Materials provided Block Start
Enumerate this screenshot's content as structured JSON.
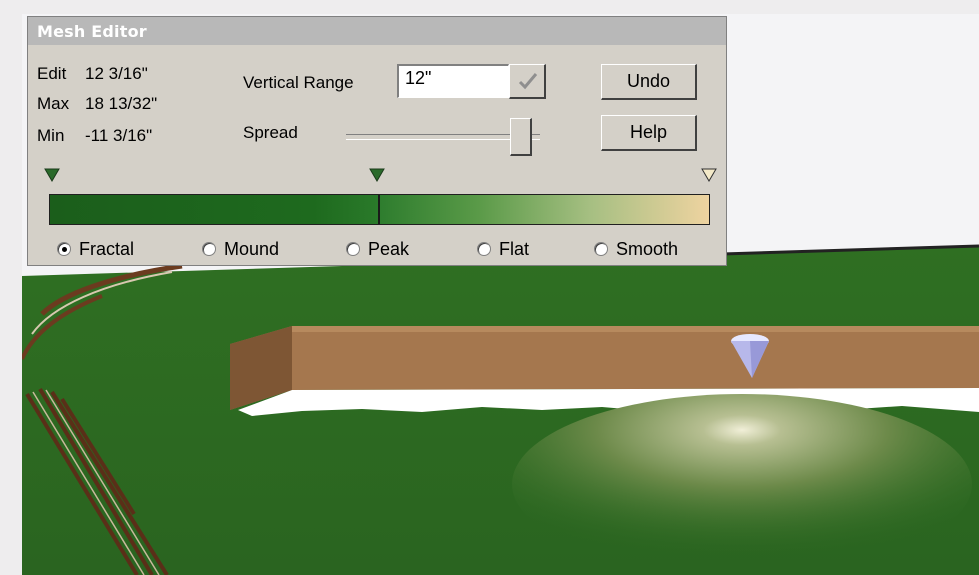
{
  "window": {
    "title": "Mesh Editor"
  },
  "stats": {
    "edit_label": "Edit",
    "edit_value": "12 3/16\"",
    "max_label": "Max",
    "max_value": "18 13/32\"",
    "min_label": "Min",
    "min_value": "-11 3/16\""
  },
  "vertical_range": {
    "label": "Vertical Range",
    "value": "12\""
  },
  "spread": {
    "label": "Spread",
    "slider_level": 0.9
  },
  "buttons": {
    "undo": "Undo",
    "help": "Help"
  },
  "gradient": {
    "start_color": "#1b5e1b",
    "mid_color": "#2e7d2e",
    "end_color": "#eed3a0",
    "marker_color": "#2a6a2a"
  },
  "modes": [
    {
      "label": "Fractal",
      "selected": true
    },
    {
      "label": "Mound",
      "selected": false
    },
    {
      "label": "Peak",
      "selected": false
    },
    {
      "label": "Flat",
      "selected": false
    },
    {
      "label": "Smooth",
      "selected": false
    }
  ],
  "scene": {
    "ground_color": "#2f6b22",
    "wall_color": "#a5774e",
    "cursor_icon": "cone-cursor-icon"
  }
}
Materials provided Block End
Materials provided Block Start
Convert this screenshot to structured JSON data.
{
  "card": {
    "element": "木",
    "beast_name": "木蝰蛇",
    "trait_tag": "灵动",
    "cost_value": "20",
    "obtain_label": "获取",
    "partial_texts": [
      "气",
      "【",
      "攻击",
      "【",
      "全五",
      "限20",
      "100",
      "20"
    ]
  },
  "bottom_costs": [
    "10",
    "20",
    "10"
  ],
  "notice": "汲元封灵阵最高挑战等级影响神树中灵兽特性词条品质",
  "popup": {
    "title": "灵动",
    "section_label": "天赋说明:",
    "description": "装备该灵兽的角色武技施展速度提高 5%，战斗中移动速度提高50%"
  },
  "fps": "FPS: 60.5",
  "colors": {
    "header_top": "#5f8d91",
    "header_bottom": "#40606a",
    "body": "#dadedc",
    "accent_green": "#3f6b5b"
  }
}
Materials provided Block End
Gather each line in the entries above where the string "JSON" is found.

Response to this exercise -
Enumerate this screenshot's content as structured JSON.
Convert this screenshot to structured JSON data.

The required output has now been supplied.